Hearing on Bidding Process for Coal Operator Continued< < Back to
HUNTINGTON, W.Va. (AP) — A federal hearing adjourned Thursday without a decision on a bidding process proposed for mines owned by a bankrupt West Virginia-based coal company.
U.S. Bankruptcy Judge Frank Volk told the parties in federal court in Huntington the emergency hearing would resume Friday morning in Charleston.
Volk heard nearly two hours of arguments from Blackjewel LLC attorney Stephen Lerner as well as objections from attorneys representing the federal government.
At the end of the hearing, Volks said he wanted to hear objections from others as well.
Lerner said the bidding process is Blackjewel’s “only and last and best hope.”
Bristol, Tennessee-based Contura Energy said in a news release that it has offered $20.6 million as the stalking horse bidder for three mines owned by Milton-based Blackjewel.
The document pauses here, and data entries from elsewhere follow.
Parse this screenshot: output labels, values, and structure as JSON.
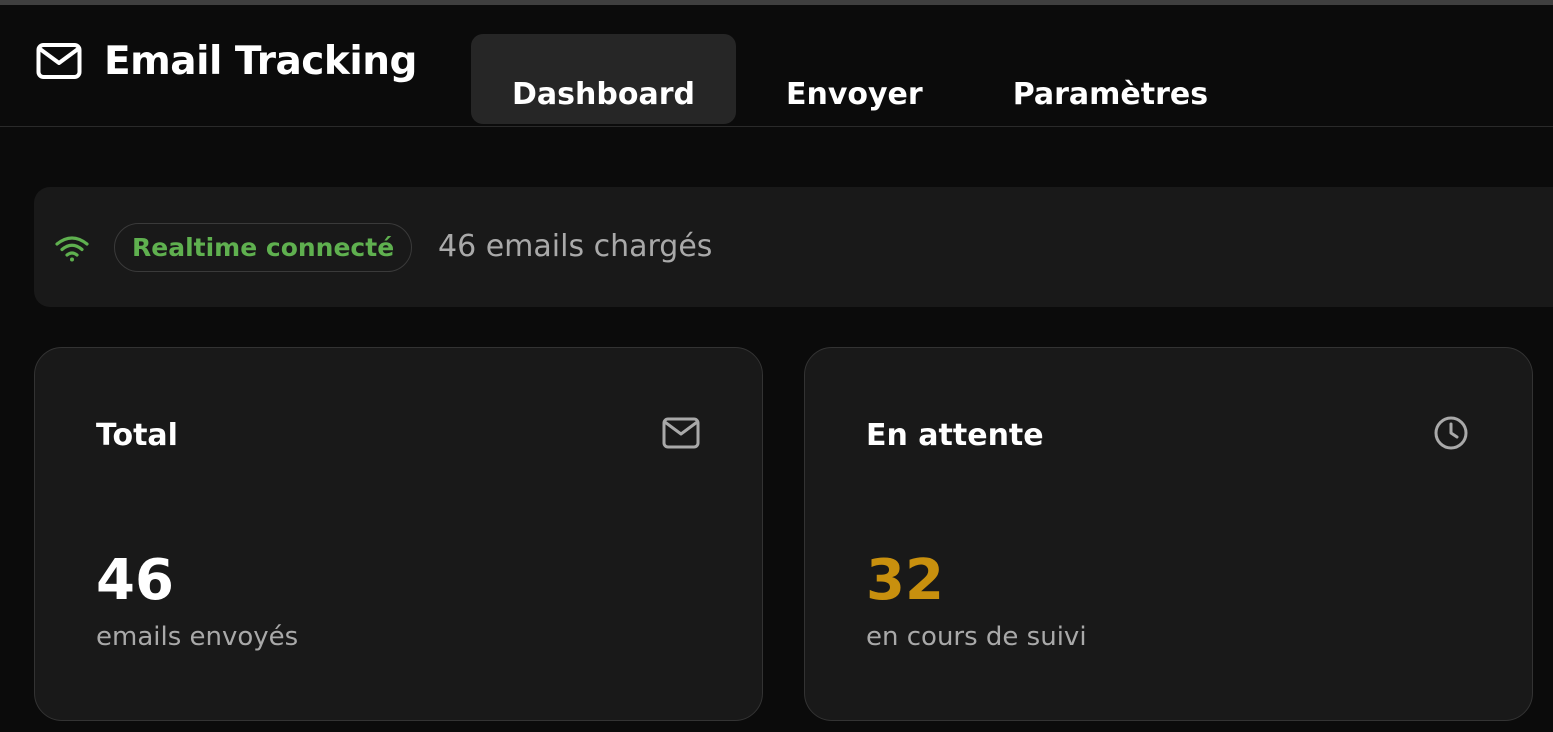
{
  "header": {
    "title": "Email Tracking",
    "icon": "mail-icon",
    "tabs": [
      {
        "label": "Dashboard",
        "active": true
      },
      {
        "label": "Envoyer",
        "active": false
      },
      {
        "label": "Paramètres",
        "active": false
      }
    ]
  },
  "status": {
    "icon": "wifi-icon",
    "badge": "Realtime connecté",
    "badge_color": "#5fb04f",
    "loaded_text": "46 emails chargés"
  },
  "cards": [
    {
      "title": "Total",
      "icon": "mail-icon",
      "value": "46",
      "value_color": "#ffffff",
      "subtitle": "emails envoyés"
    },
    {
      "title": "En attente",
      "icon": "clock-icon",
      "value": "32",
      "value_color": "#c8900e",
      "subtitle": "en cours de suivi"
    }
  ]
}
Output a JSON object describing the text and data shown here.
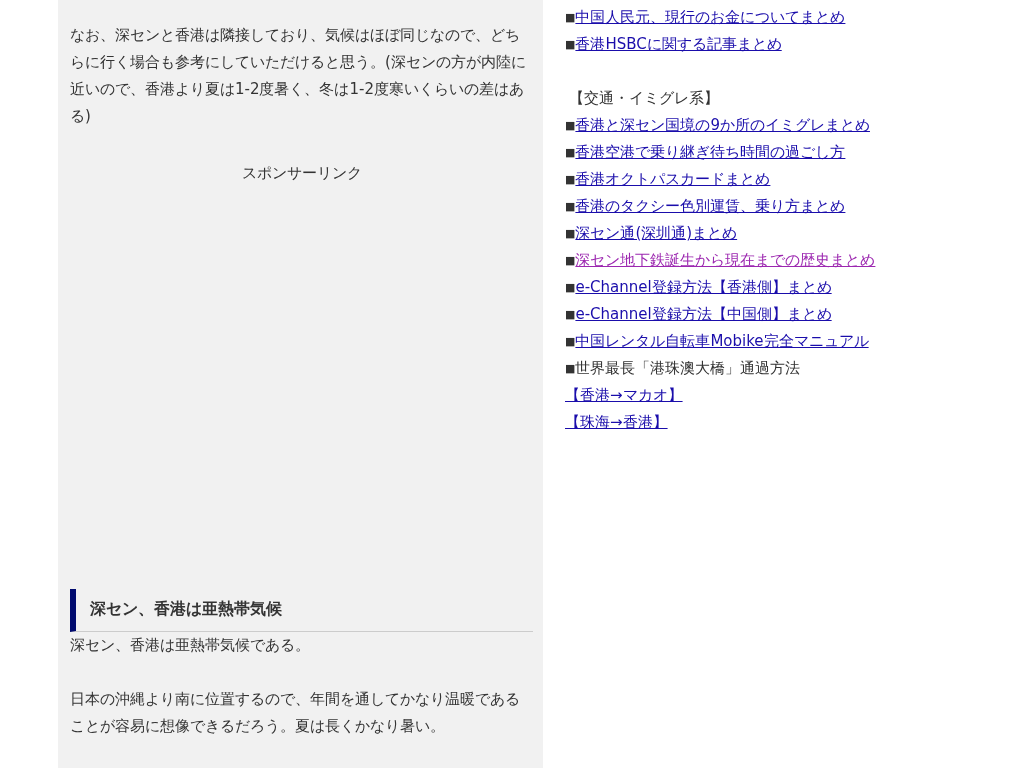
{
  "main": {
    "intro_paragraph": "なお、深センと香港は隣接しており、気候はほぼ同じなので、どちらに行く場合も参考にしていただけると思う。(深センの方が内陸に近いので、香港より夏は1-2度暑く、冬は1-2度寒いくらいの差はある)",
    "sponsor_label": "スポンサーリンク",
    "section_heading": "深セン、香港は亜熱帯気候",
    "paragraphs": [
      "深セン、香港は亜熱帯気候である。",
      "日本の沖縄より南に位置するので、年間を通してかなり温暖であることが容易に想像できるだろう。夏は長くかなり暑い。"
    ]
  },
  "sidebar": {
    "items": [
      {
        "kind": "link",
        "bullet": "■",
        "text": "中国人民元、現行のお金についてまとめ",
        "visited": false
      },
      {
        "kind": "link",
        "bullet": "■",
        "text": "香港HSBCに関する記事まとめ",
        "visited": false
      },
      {
        "kind": "heading",
        "text": "【交通・イミグレ系】"
      },
      {
        "kind": "link",
        "bullet": "■",
        "text": "香港と深セン国境の9か所のイミグレまとめ",
        "visited": false
      },
      {
        "kind": "link",
        "bullet": "■",
        "text": "香港空港で乗り継ぎ待ち時間の過ごし方",
        "visited": false
      },
      {
        "kind": "link",
        "bullet": "■",
        "text": "香港オクトパスカードまとめ",
        "visited": false
      },
      {
        "kind": "link",
        "bullet": "■",
        "text": "香港のタクシー色別運賃、乗り方まとめ",
        "visited": false
      },
      {
        "kind": "link",
        "bullet": "■",
        "text": "深セン通(深圳通)まとめ",
        "visited": false
      },
      {
        "kind": "link",
        "bullet": "■",
        "text": "深セン地下鉄誕生から現在までの歴史まとめ",
        "visited": true
      },
      {
        "kind": "link",
        "bullet": "■",
        "text": "e-Channel登録方法【香港側】まとめ",
        "visited": false
      },
      {
        "kind": "link",
        "bullet": "■",
        "text": "e-Channel登録方法【中国側】まとめ",
        "visited": false
      },
      {
        "kind": "link",
        "bullet": "■",
        "text": "中国レンタル自転車Mobike完全マニュアル",
        "visited": false
      },
      {
        "kind": "text",
        "bullet": "■",
        "text": "世界最長「港珠澳大橋」通過方法"
      },
      {
        "kind": "link",
        "text": "【香港→マカオ】",
        "visited": false
      },
      {
        "kind": "link",
        "text": "【珠海→香港】",
        "visited": false
      }
    ]
  }
}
The purchase could put hundreds back to work at the Eagle Butte and Belle Ayr mines in Wyoming and Pax Surface Mine in West Virginia. They’ve been closed since Blackjewel filed for Chapter 11 bankruptcy protection July 1.
According to Lerner, if other qualifying bids are made by a July 31 deadline, an auction would be held on Aug 1. Lerner said any party could bid on any combination of Blackjewel’s assets.
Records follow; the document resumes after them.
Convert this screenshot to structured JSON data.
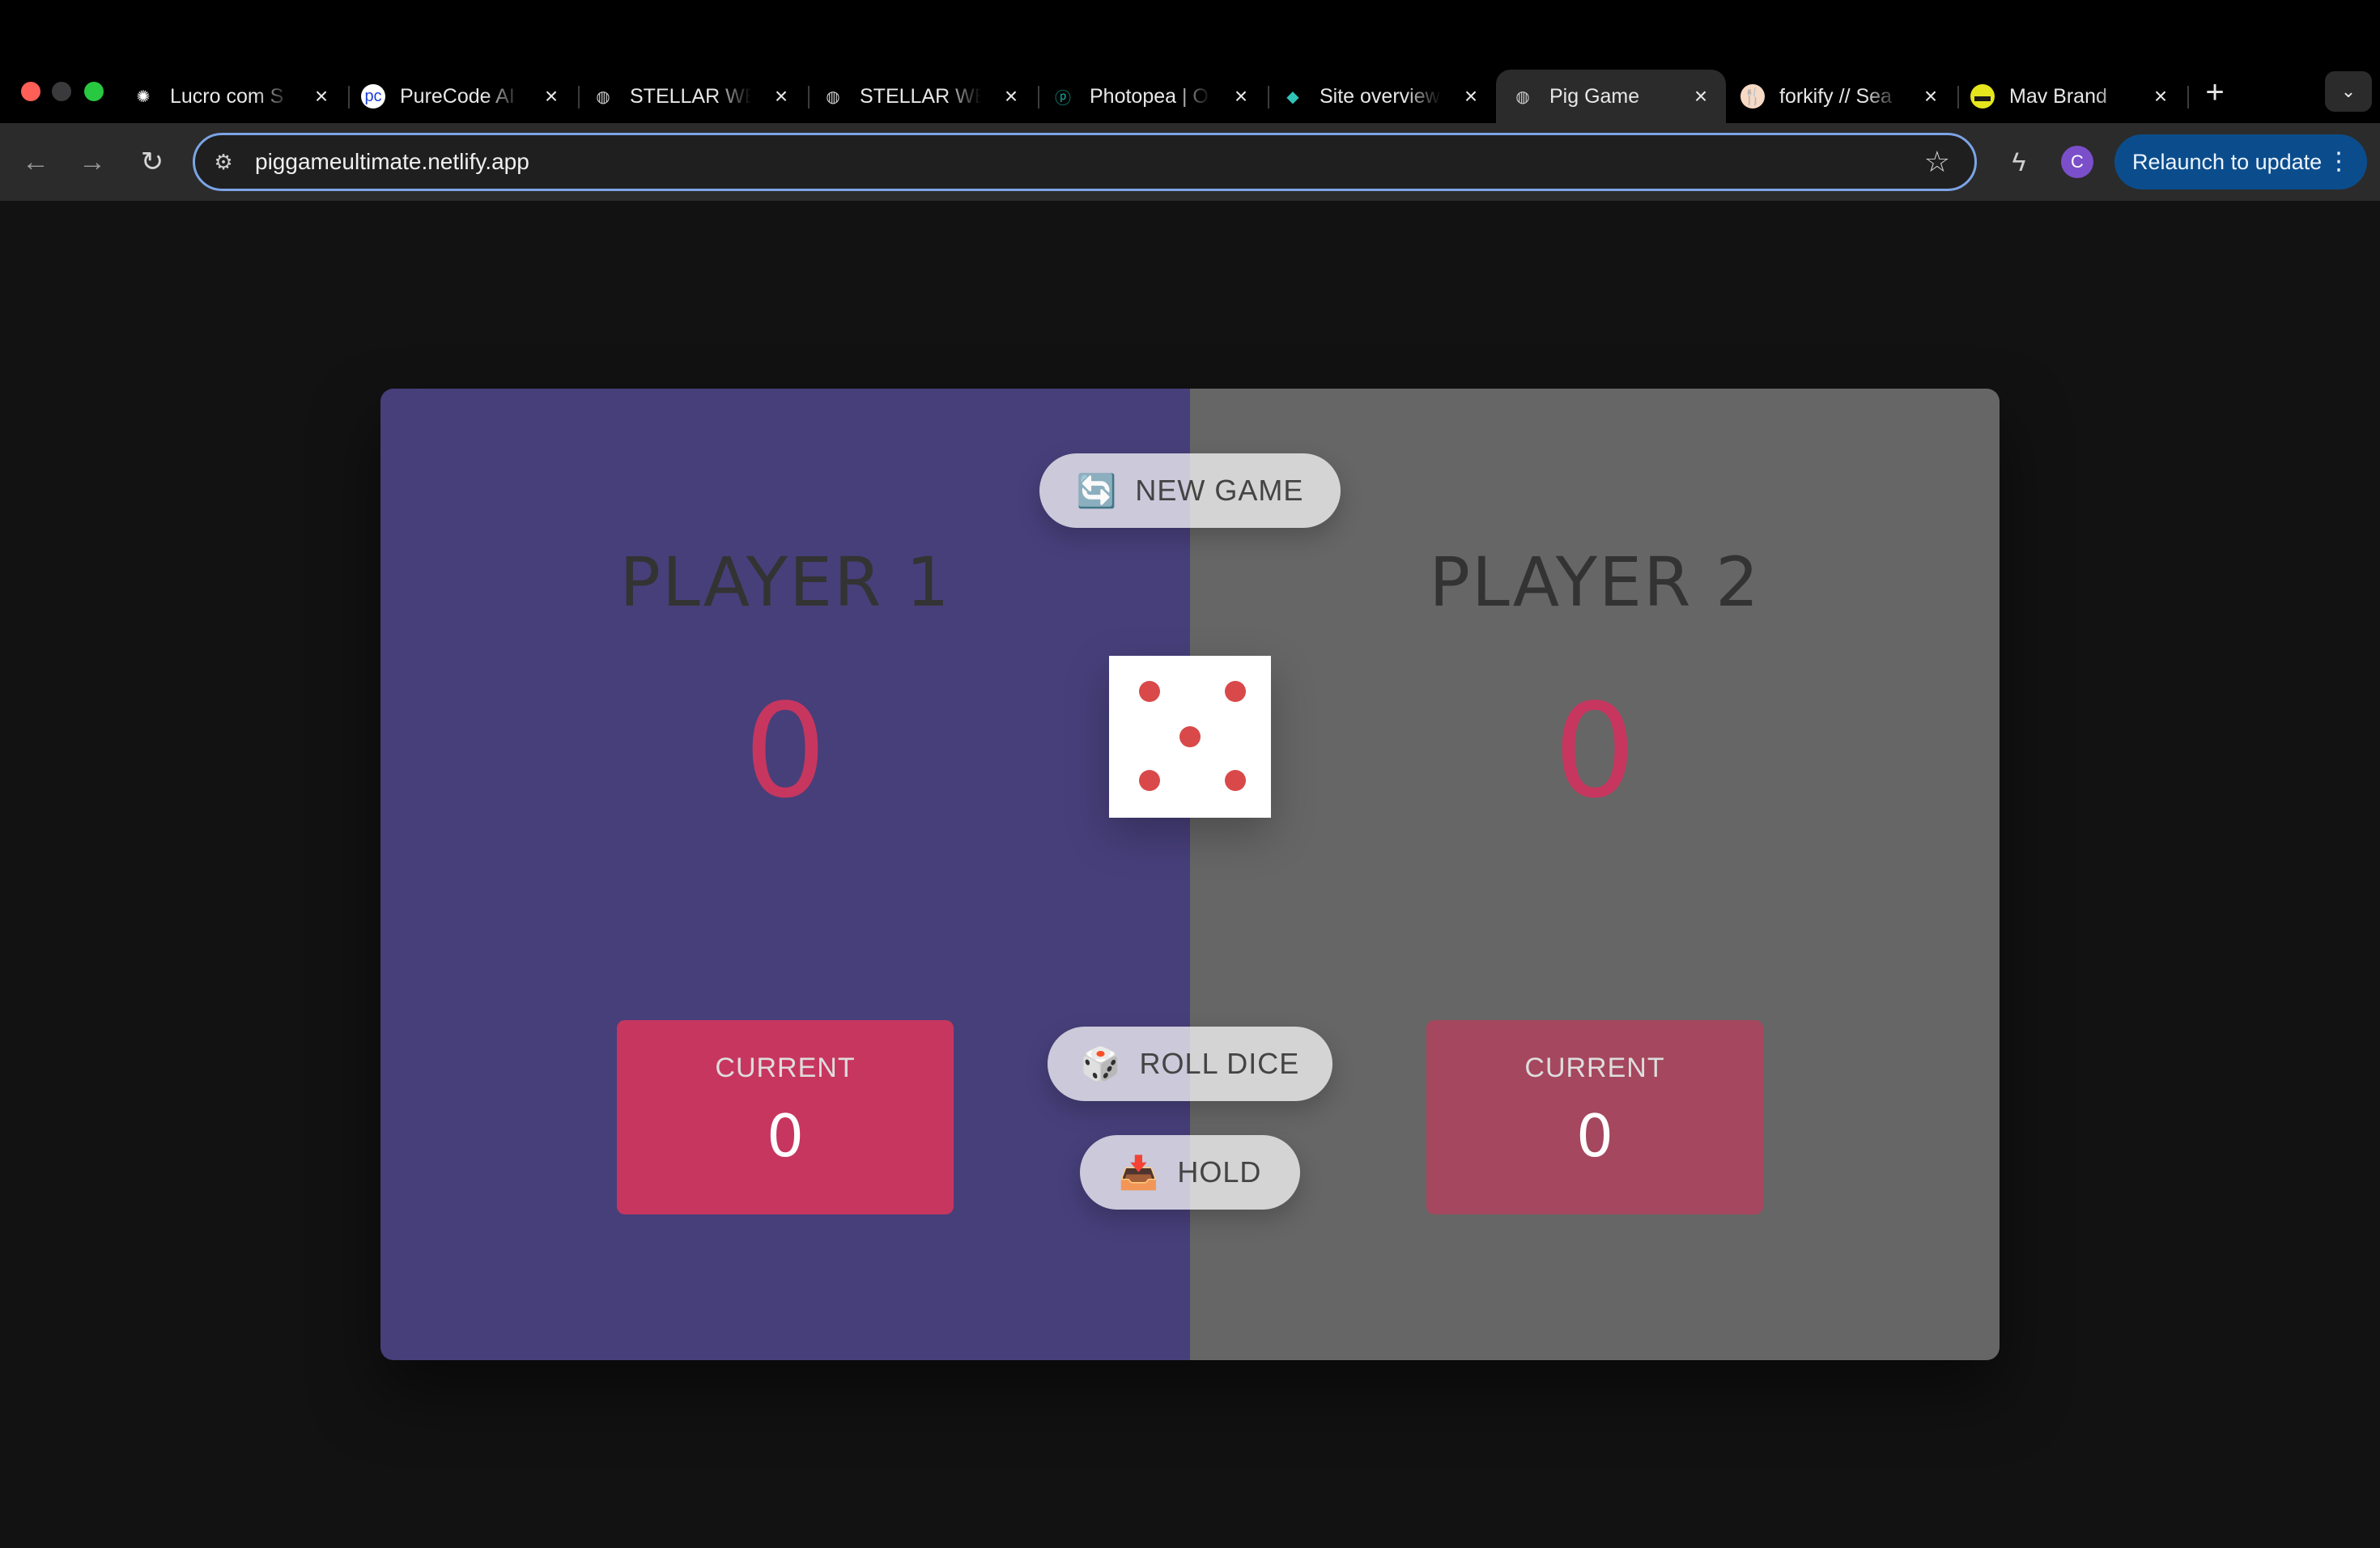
{
  "browser": {
    "tabs": [
      {
        "title": "Lucro com S",
        "icon": "openai-icon",
        "fav": "✺",
        "fav_color": "#ffffff",
        "fav_bg": "transparent"
      },
      {
        "title": "PureCode AI",
        "icon": "purecode-icon",
        "fav": "pc",
        "fav_color": "#1a3fd6",
        "fav_bg": "#ffffff"
      },
      {
        "title": "STELLAR WE",
        "icon": "globe-icon",
        "fav": "◍",
        "fav_color": "#cfcfcf",
        "fav_bg": "transparent"
      },
      {
        "title": "STELLAR WE",
        "icon": "globe-icon",
        "fav": "◍",
        "fav_color": "#cfcfcf",
        "fav_bg": "transparent"
      },
      {
        "title": "Photopea | O",
        "icon": "photopea-icon",
        "fav": "ⓟ",
        "fav_color": "#18a497",
        "fav_bg": "transparent"
      },
      {
        "title": "Site overview",
        "icon": "netlify-icon",
        "fav": "◆",
        "fav_color": "#32c3b8",
        "fav_bg": "transparent"
      },
      {
        "title": "Pig Game",
        "icon": "globe-icon",
        "fav": "◍",
        "fav_color": "#cfcfcf",
        "fav_bg": "transparent",
        "active": true
      },
      {
        "title": "forkify // Sea",
        "icon": "forkify-icon",
        "fav": "🍴",
        "fav_color": "#f38e82",
        "fav_bg": "#f7d9c4"
      },
      {
        "title": "Mav Brand",
        "icon": "mav-icon",
        "fav": "▬",
        "fav_color": "#1a1a1a",
        "fav_bg": "#e6e61e"
      }
    ],
    "url": "piggameultimate.netlify.app",
    "avatar_letter": "C",
    "relaunch_label": "Relaunch to update"
  },
  "game": {
    "new_game_label": "NEW GAME",
    "roll_dice_label": "ROLL DICE",
    "hold_label": "HOLD",
    "new_game_emoji": "🔄",
    "roll_dice_emoji": "🎲",
    "hold_emoji": "📥",
    "dice_value": 5,
    "players": [
      {
        "name": "PLAYER 1",
        "score": "0",
        "current_label": "CURRENT",
        "current_score": "0",
        "active": true
      },
      {
        "name": "PLAYER 2",
        "score": "0",
        "current_label": "CURRENT",
        "current_score": "0",
        "active": false
      }
    ]
  },
  "colors": {
    "player1_bg": "#473f7a",
    "player2_bg": "#666666",
    "score": "#c7365f",
    "pip": "#d9494a",
    "relaunch_bg": "#0b4d8c"
  }
}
Lerner called it a “very expedited process” and one that “works under the circumstances. Is it perfect? No. (But) we can save a lot of people’s jobs.”
Contura sold the Wyoming mines to Blackjewel in 2017. They were the among the top-producing coal mines in the U.S.
According to Contura, it would provide an $8.1 million deposit toward the purchase to be applied to cash-strapped Blackjewel’s expenses. Contura would acquire the assets without assuming Blackwater’s liens.
Government attorney Fred Westfall said being unable to collect tax liens as well as fines assessed by federal mine regulators “defeats the regulatory process.”
Westfall also said the bidding process time frame was “too short and that Blackjewel’s detailed asset and liability information was lacking.
“We have operated in the dark,” Westfall said. “We need that information.”